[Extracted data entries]
════════════════
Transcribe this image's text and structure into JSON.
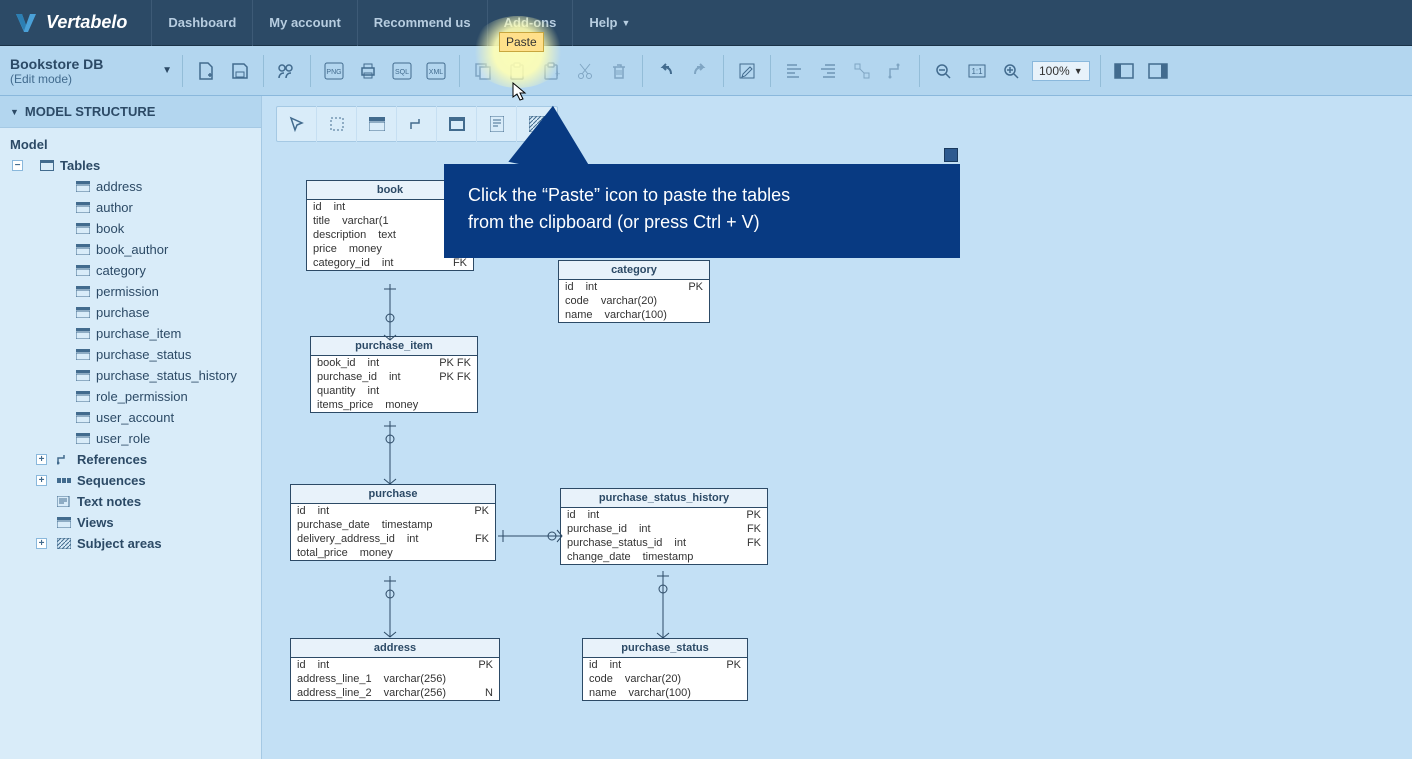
{
  "app": {
    "brand": "Vertabelo"
  },
  "nav": {
    "dashboard": "Dashboard",
    "myaccount": "My account",
    "recommend": "Recommend us",
    "addons": "Add-ons",
    "help": "Help"
  },
  "toolbar": {
    "model_name": "Bookstore DB",
    "model_mode": "(Edit mode)",
    "zoom": "100%"
  },
  "sidebar": {
    "header": "MODEL STRUCTURE",
    "root": "Model",
    "tables_label": "Tables",
    "tables": [
      "address",
      "author",
      "book",
      "book_author",
      "category",
      "permission",
      "purchase",
      "purchase_item",
      "purchase_status",
      "purchase_status_history",
      "role_permission",
      "user_account",
      "user_role"
    ],
    "references": "References",
    "sequences": "Sequences",
    "textnotes": "Text notes",
    "views": "Views",
    "subjectareas": "Subject areas"
  },
  "diagram": {
    "book": {
      "name": "book",
      "cols": [
        [
          "id",
          "int",
          ""
        ],
        [
          "title",
          "varchar(1",
          ""
        ],
        [
          "description",
          "text",
          ""
        ],
        [
          "price",
          "money",
          ""
        ],
        [
          "category_id",
          "int",
          "FK"
        ]
      ]
    },
    "category": {
      "name": "category",
      "cols": [
        [
          "id",
          "int",
          "PK"
        ],
        [
          "code",
          "varchar(20)",
          ""
        ],
        [
          "name",
          "varchar(100)",
          ""
        ]
      ]
    },
    "purchase_item": {
      "name": "purchase_item",
      "cols": [
        [
          "book_id",
          "int",
          "PK FK"
        ],
        [
          "purchase_id",
          "int",
          "PK FK"
        ],
        [
          "quantity",
          "int",
          ""
        ],
        [
          "items_price",
          "money",
          ""
        ]
      ]
    },
    "purchase": {
      "name": "purchase",
      "cols": [
        [
          "id",
          "int",
          "PK"
        ],
        [
          "purchase_date",
          "timestamp",
          ""
        ],
        [
          "delivery_address_id",
          "int",
          "FK"
        ],
        [
          "total_price",
          "money",
          ""
        ]
      ]
    },
    "psh": {
      "name": "purchase_status_history",
      "cols": [
        [
          "id",
          "int",
          "PK"
        ],
        [
          "purchase_id",
          "int",
          "FK"
        ],
        [
          "purchase_status_id",
          "int",
          "FK"
        ],
        [
          "change_date",
          "timestamp",
          ""
        ]
      ]
    },
    "address": {
      "name": "address",
      "cols": [
        [
          "id",
          "int",
          "PK"
        ],
        [
          "address_line_1",
          "varchar(256)",
          ""
        ],
        [
          "address_line_2",
          "varchar(256)",
          "N"
        ]
      ]
    },
    "purchase_status": {
      "name": "purchase_status",
      "cols": [
        [
          "id",
          "int",
          "PK"
        ],
        [
          "code",
          "varchar(20)",
          ""
        ],
        [
          "name",
          "varchar(100)",
          ""
        ]
      ]
    }
  },
  "tooltip": {
    "paste": "Paste"
  },
  "callout": {
    "line1": "Click the “Paste” icon to paste the tables",
    "line2": "from the clipboard (or press Ctrl + V)"
  }
}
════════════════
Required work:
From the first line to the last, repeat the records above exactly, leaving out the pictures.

Written response:
Transcribe this image's text and structure into JSON.
{
  "app": {
    "brand": "Vertabelo"
  },
  "nav": {
    "dashboard": "Dashboard",
    "myaccount": "My account",
    "recommend": "Recommend us",
    "addons": "Add-ons",
    "help": "Help"
  },
  "toolbar": {
    "model_name": "Bookstore DB",
    "model_mode": "(Edit mode)",
    "zoom": "100%"
  },
  "sidebar": {
    "header": "MODEL STRUCTURE",
    "root": "Model",
    "tables_label": "Tables",
    "tables": [
      "address",
      "author",
      "book",
      "book_author",
      "category",
      "permission",
      "purchase",
      "purchase_item",
      "purchase_status",
      "purchase_status_history",
      "role_permission",
      "user_account",
      "user_role"
    ],
    "references": "References",
    "sequences": "Sequences",
    "textnotes": "Text notes",
    "views": "Views",
    "subjectareas": "Subject areas"
  },
  "diagram": {
    "book": {
      "name": "book",
      "cols": [
        [
          "id",
          "int",
          ""
        ],
        [
          "title",
          "varchar(1",
          ""
        ],
        [
          "description",
          "text",
          ""
        ],
        [
          "price",
          "money",
          ""
        ],
        [
          "category_id",
          "int",
          "FK"
        ]
      ]
    },
    "category": {
      "name": "category",
      "cols": [
        [
          "id",
          "int",
          "PK"
        ],
        [
          "code",
          "varchar(20)",
          ""
        ],
        [
          "name",
          "varchar(100)",
          ""
        ]
      ]
    },
    "purchase_item": {
      "name": "purchase_item",
      "cols": [
        [
          "book_id",
          "int",
          "PK FK"
        ],
        [
          "purchase_id",
          "int",
          "PK FK"
        ],
        [
          "quantity",
          "int",
          ""
        ],
        [
          "items_price",
          "money",
          ""
        ]
      ]
    },
    "purchase": {
      "name": "purchase",
      "cols": [
        [
          "id",
          "int",
          "PK"
        ],
        [
          "purchase_date",
          "timestamp",
          ""
        ],
        [
          "delivery_address_id",
          "int",
          "FK"
        ],
        [
          "total_price",
          "money",
          ""
        ]
      ]
    },
    "psh": {
      "name": "purchase_status_history",
      "cols": [
        [
          "id",
          "int",
          "PK"
        ],
        [
          "purchase_id",
          "int",
          "FK"
        ],
        [
          "purchase_status_id",
          "int",
          "FK"
        ],
        [
          "change_date",
          "timestamp",
          ""
        ]
      ]
    },
    "address": {
      "name": "address",
      "cols": [
        [
          "id",
          "int",
          "PK"
        ],
        [
          "address_line_1",
          "varchar(256)",
          ""
        ],
        [
          "address_line_2",
          "varchar(256)",
          "N"
        ]
      ]
    },
    "purchase_status": {
      "name": "purchase_status",
      "cols": [
        [
          "id",
          "int",
          "PK"
        ],
        [
          "code",
          "varchar(20)",
          ""
        ],
        [
          "name",
          "varchar(100)",
          ""
        ]
      ]
    }
  },
  "tooltip": {
    "paste": "Paste"
  },
  "callout": {
    "line1": "Click the “Paste” icon to paste the tables",
    "line2": "from the clipboard (or press Ctrl + V)"
  }
}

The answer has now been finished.